For Immediate Release
Sonoma, Bay Area counties release preliminary homelessness count statistics
SANTA ROSA, CA | May 16, 2022
Sonoma County, alongside other Bay Area counties, was able to stave off a predicted catastrophic increase in homelessness over the last three years during COVID, according to preliminary results from the first official count of people experiencing homelessness since the start of the pandemic.
Preliminary numbers for the 2022 Sonoma County PIT count show an increase of 5 percent overall with a total of 2,893 individuals experiencing a form of homelessness. This is a change from previous years that had demonstrated an overall downward trend for Sonoma County since 2011. In 2011, the total number of individuals experiencing homelessness in the county was 4,539. Since then there has been a steady decline over the past decade.
The last count in 2020 was 2,745. (No count was taken in 2021 due to the COVID-19 pandemic.) The overall increase of 5 percent in the homeless population since 2019 and increases across the diverse nine counties of the Bay Area, was smaller than early predictions were suggesting during the pandemic. Projects such as Homekey, safe parking and interim housing, housing vouchers and rental assistance have played pivotal roles in preventing a major increase.

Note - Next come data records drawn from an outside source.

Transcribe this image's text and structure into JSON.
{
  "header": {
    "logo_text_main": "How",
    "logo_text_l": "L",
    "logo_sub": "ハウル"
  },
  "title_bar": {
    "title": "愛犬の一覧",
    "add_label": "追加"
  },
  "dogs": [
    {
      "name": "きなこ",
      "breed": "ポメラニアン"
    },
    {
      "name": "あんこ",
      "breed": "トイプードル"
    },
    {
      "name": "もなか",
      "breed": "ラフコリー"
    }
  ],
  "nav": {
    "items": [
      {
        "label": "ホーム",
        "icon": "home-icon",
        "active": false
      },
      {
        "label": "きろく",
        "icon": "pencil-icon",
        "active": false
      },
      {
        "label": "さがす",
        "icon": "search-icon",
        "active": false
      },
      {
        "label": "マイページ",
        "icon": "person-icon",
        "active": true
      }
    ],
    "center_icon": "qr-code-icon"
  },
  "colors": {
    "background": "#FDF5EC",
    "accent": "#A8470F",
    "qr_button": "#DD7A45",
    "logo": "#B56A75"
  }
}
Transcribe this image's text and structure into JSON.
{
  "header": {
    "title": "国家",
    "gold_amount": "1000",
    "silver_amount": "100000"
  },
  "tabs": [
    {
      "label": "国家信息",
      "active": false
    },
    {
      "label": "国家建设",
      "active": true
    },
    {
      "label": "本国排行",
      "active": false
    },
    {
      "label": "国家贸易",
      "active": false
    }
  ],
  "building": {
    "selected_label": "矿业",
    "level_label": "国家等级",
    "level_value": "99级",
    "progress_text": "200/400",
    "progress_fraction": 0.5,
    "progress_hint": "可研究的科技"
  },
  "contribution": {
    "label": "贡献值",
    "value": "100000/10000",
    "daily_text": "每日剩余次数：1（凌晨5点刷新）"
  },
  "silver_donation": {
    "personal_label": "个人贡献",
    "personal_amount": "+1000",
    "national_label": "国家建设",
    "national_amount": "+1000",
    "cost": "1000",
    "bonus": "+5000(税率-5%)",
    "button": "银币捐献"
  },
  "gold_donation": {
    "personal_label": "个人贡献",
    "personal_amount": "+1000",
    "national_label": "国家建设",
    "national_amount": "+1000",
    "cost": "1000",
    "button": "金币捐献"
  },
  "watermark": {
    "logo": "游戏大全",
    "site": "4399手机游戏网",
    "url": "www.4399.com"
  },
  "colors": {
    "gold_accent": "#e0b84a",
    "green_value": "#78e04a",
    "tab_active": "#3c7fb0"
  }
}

Sonoma County, for example, received approval for five homeless housing sites under the state Homekey program in 2020. The first sites to be awarded funding were the Mickey Zane Place in Santa Rosa (formerly the Hotel Azura) and Elderberry Commons in Sebastopol (formerly Sebastopol Inn) in December 2020. Other sites that have received funding but have not yet opened include the L&M Village in Healdsburg, The Studios at Montero in Petaluma and 6020 Labath Avenue in Rohnert Park, with a total of 60 units. Additionally, George’s Hideaway in Guerneville and the Redwood Inn in Santa Rosa both have applications under review. Homeless Action Sonoma in Sonoma Valley also has an application under review. The Homekey projects would in total provide 312 new housing units in Sonoma County.
During the COVID-19 pandemic, the Sonoma County Board of Supervisors also allocated $2 million to stand up new safe parking and interim housing opportunities in Santa Rosa, Sebastopol and Petaluma, with the assistance of these cities. The Santa Rosa project is in operation today, providing safe parking and services, via Catholic Charities, at the city’s Utilities Field Office off of Stony Point Road. The People’s Village pilot program in Petaluma provides 25 individual shelters for the most vulnerable community members experiencing homelessness. The Horizon Shine program in Sebastopol, operated by Sonoma Applied Village Services, assisted in the relocation of RVs and cars to a private lot owned by St. Vincent de Paul and managed by SAVS in Sebastopol. Interim housing in Sonoma Valley, operated by Homeless Action Sonoma, is pending to help house individuals in the valley, supported by a $300,000 grant from the Board of Supervisors.
During the height of the pandemic and with the active participation of community-based organizations, the county also distributed nearly $40 million in state and federal Emergency Rental Assistance Program (ERAP) funds, with more than 5,000 applications approved for funding. In addition to rental assistance support, the county also provided funding for Legal Aid of Sonoma County to limit evictions and protect tenants’ rights.
The homeless count is conducted countywide and covers all census tracts with the help of volunteers and paid guides with current or past lived experiences of homelessness. Due to the impact of COVID-19, this year’s count was conducted primarily by volunteers who were paired with guides with specific knowledge of census tracts.
The PIT Count is based on visual observations of unsheltered individuals and groups, as well as a census of people in shelters, and as a result, only provides a snapshot of homelessness during a single point in time. It is a valuable count, but it may not adequately reflect the total number of people experiencing homelessness throughout the year.
While the nine counties of the Bay Area are sharing their own preliminary Point-In-Time count numbers independently, they have also collaborated on a regional press release in recognition of the regional nature of this issue, to provide context for each county's numbers and details about each county's plans for release.
More detailed information based on one-on-one surveys, including demographic data, will be made available later this summer.